While GEO members will not be affected by the bill, every single unionized state employee will be affected, including our brothers and sisters in UF and SEIU, as well as firefighters and police officers. And, if all of isn’t grim enough, these are usually the sorts of bills that get passed right before the legislature goes for a right-to-work bill, as we saw in Wisconsin just a few years before. Let’s make it clear what kind of trouble they’ll be in if they even *think* about union-busting in Illinois.

We recognize that Illinois needs to balance its budget, but they can’t do it on the backs of workers!

So, all of us need to do three things:

Call (888) 412-6570 and follow the prompts to speak with your state Representative and Senator. Tell them you oppose any legislation opposed by IFT, and that you will be paying attention to their vote.
Tell everyone you know about this. The consequences of a bill like this are far-reaching. Not only will many unionized employees at UIC be affected, but, throughout the state, workers will find their ability to retire (or, if they are already retired, their comfort) severely impacted. We need to stand up to the state on this issue.
Mark December 2 on your calendars: the IFT will be calling for a day of action–details will come out as soon as I have them.
I do wish I could provide more details of the bill, but the legislature is (for good reason) keeping it under tight wraps. As soon as I have more definitive information, I’ll send it out.

Please send this (or a condensed version of it) out to your colleagues and friends. Let’s show Springfield what happens when they threaten unions!


November 22, 2013

Will County Board,

The University of Illinois at Chicago Graduate Employees Organization (UIC GEO) is writing on behalf of its 1,500 members to demand that you respect the collective bargaining process and immediately reach an agreement with AFSCME Local 1028.

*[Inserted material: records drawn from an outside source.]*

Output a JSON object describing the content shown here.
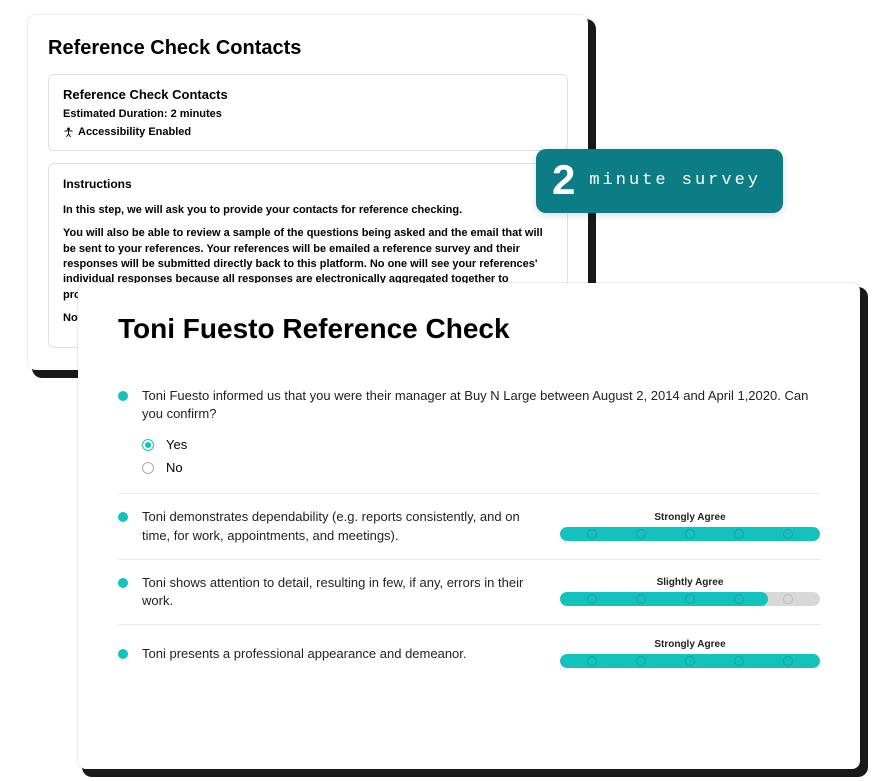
{
  "backCard": {
    "title": "Reference Check Contacts",
    "info": {
      "title": "Reference Check Contacts",
      "durationLabel": "Estimated Duration: 2 minutes",
      "accessibility": "Accessibility Enabled"
    },
    "instructions": {
      "heading": "Instructions",
      "line1": "In this step, we will ask you to provide your contacts for reference checking.",
      "line2": "You will also be able to review a sample of the questions being asked and the email that will be sent to your references. Your references will be emailed a reference survey and their responses will be submitted directly back to this platform. No one will see your references' individual responses because all responses are electronically aggregated together to produce one summary report.",
      "note": "Note"
    }
  },
  "badge": {
    "number": "2",
    "text": "minute survey"
  },
  "frontCard": {
    "title": "Toni Fuesto Reference Check",
    "q1": {
      "text": "Toni Fuesto informed us that you were their manager at Buy N Large between August 2, 2014 and April 1,2020. Can you confirm?",
      "yes": "Yes",
      "no": "No",
      "selected": "yes"
    },
    "q2": {
      "text": "Toni demonstrates dependability (e.g. reports consistently, and on time, for work, appointments, and meetings).",
      "scaleLabel": "Strongly Agree",
      "scalePercent": 100
    },
    "q3": {
      "text": "Toni shows attention to detail, resulting in few, if any, errors in their work.",
      "scaleLabel": "Slightly Agree",
      "scalePercent": 80
    },
    "q4": {
      "text": "Toni presents a professional appearance and demeanor.",
      "scaleLabel": "Strongly Agree",
      "scalePercent": 100
    }
  }
}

It is our understanding that Will County Board has engaged in bargaining that refuses to offer fair wages and health benefits package. The Board continues to insist that union members receive only a minor increase in pay while health care costs for the members will double. After four years with no pay increase, the members AFSCME Local 1028 deserve a fair contract that will not functionally lower their standard of living.

Everyone involved in bargaining recognizes the importance of the local employees to the day-to-day operations of the county: AFSCME Local represents more than 1,200 employees throughout the county including the court system, health department, and county sheriff. It is time for the board to recognize the work the employees perform by settling a fair contract.

On behalf of UIC GEO, we strongly urge you to take the necessary steps to negotiate with county employees. The GEO commits its support to AFSCME Local 1028 in their effort to negotiate a fair contract.

In Solidarity,

The Steering Committee of the Graduate Employees Organization